BETHESDA, Md. (AP) — There’s no running away from Tiger Woods, especially when he’s the host of the tournament.
The world’s top golfer was 11 strokes off the lead at one point Friday and flirted with missing the cut before a birdie-birdie-birdie finish. Yet the galleries followed him with a passion, thanking him for choosing the Washington area to stage an event with his name on it.
The other golfers paid attention, too. They know that as long as Woods is in the field, he can win. He finished with a second-round 66 — tying for best round of the day — and was six strokes off the lead at the midpoint of the AT&T National.
“He does it all the time,” said Billy Andrade, who was tied for third after back-to-back 68s. “He’s obviously the best, and he always comes back. He’s always there even when you don’t think he’s there. He’s around, and he’s going to be lurking again. He’ll be right there at the end.”
The co-leaders were Stuart Appleby and K.J. Choi, who somewhat tamed the Blue Course at Congressional Country Club with scores of 66 and 67 in the first two rounds. Craig Kanada, Robert Garrigus and Andrade were three shots off the pace at 4-under 136.
“You can look at it one way or the other and say, ‘Well, Tiger Woods is chasing somebody or chasing us down or chasing me down,”‘ Appleby said. “Or you can turn around and go, ‘Well, I expected him to and that’s just the way it is’ — and that makes you concentrate more on your own game.”

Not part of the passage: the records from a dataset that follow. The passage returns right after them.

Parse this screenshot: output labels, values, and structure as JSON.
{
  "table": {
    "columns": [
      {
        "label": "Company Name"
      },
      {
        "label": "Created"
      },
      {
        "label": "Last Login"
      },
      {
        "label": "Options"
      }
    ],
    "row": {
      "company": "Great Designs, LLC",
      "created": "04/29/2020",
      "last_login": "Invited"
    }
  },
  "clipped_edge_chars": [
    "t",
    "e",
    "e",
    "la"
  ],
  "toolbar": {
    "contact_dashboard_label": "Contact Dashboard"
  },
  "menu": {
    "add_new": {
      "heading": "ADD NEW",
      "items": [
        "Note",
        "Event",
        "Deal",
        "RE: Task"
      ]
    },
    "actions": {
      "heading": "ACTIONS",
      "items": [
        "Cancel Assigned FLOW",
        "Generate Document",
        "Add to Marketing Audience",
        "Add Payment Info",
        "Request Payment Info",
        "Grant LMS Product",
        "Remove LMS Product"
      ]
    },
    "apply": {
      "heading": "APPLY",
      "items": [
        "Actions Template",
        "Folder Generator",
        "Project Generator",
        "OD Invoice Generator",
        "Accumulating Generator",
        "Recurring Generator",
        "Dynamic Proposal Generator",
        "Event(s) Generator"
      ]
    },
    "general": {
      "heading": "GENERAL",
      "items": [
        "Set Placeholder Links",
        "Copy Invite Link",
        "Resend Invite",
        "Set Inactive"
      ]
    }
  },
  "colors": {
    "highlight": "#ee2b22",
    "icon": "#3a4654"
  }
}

For Woods, the turnaround from a miserable 73 on Thursday was stark. He made only two bogeys instead of seven. He needed only 25 putts instead of 34. He didn’t have a single three-putt. He made six putts longer than 8 feet — including a 22-footer at No. 12 — after missing everything from 8 feet and beyond the day before.
His secret? He put some lead tape on his putter, forcing him to put more oomph in his stroke after leaving so many putts short well short of the hole in his first round.
“Made it a little bit heavier,” Woods said, “because the greens were a touch on the slow side.”
The putter was in the bag, though, when Woods was in trouble at the long par-4 sixth, a hole that plays as a par 5 for the club’s members. He had to lay up after putting his tee shot in the heavy rough, then botched his third shot by hitting the ball over the green.
Then, standing at the bottom of a steep slope, he bailed himself out with a flop shot to 6 feet and got away with a bogey.
“The flop shot was actually just pure luck,” he said. “I was just trying to get it on the green and it just happened to stay up on the top shelf. I didn’t want to have that go to waste by missing a makable putt, and I was grinding pretty hard on that putt to make it. Knocked it in — and birdied the last three.”
At the final hole, the gallery got the payoff it had been wanting. After two days of stone-faced club-tossing over bad shots, Woods waved to the crowd with a nod of satisfaction after his 14-foot birdie putt.
“I was just trying to get myself back in the tournament. I didn’t know what the cut was going to be,” Woods said. “I was just trying to get to even par, 1-under par.”
The course was expected to play tougher over the weekend as the temperature settled into the 90s, firming up the fairways and greens. It was already tough enough for top-five players Phil Mickelson (147) and Adam Scott (148), both on the wrong side of the 4-over 144 cut line.
Mickelson, coming off a layoff due to a wrist injury, was doomed by a 7 at the par-5 16th, where he had to call in a rules official after back-to-back shots: one that landed against a tree and a chain-link fence, and another that landed by a golf cart tire. Carts were aplenty on the hole as part of the Secret Service contingent following Secretary of State Condoleezza Rice.
“Guys have won majors after missing the cut,” Mickelson said. “You can find it overnight, but I knew that coming in here I was a little rusty.”
Divots: Woods has seven career victories when trailing by six strokes or more after 36 holes. … Mickelson has missed back-to-back cuts for the first time since 2002. He also withdrew from last month’s Memorial, which means he has failed to play the weekend for three straight tournaments for the first time since 1995. … Shaun Micheel withdrew after the ninth hole. He had surgery on his right foot several years ago and aggravated the injury Friday. … Mike Weir also shot a 66 Friday and is five shots off the lead.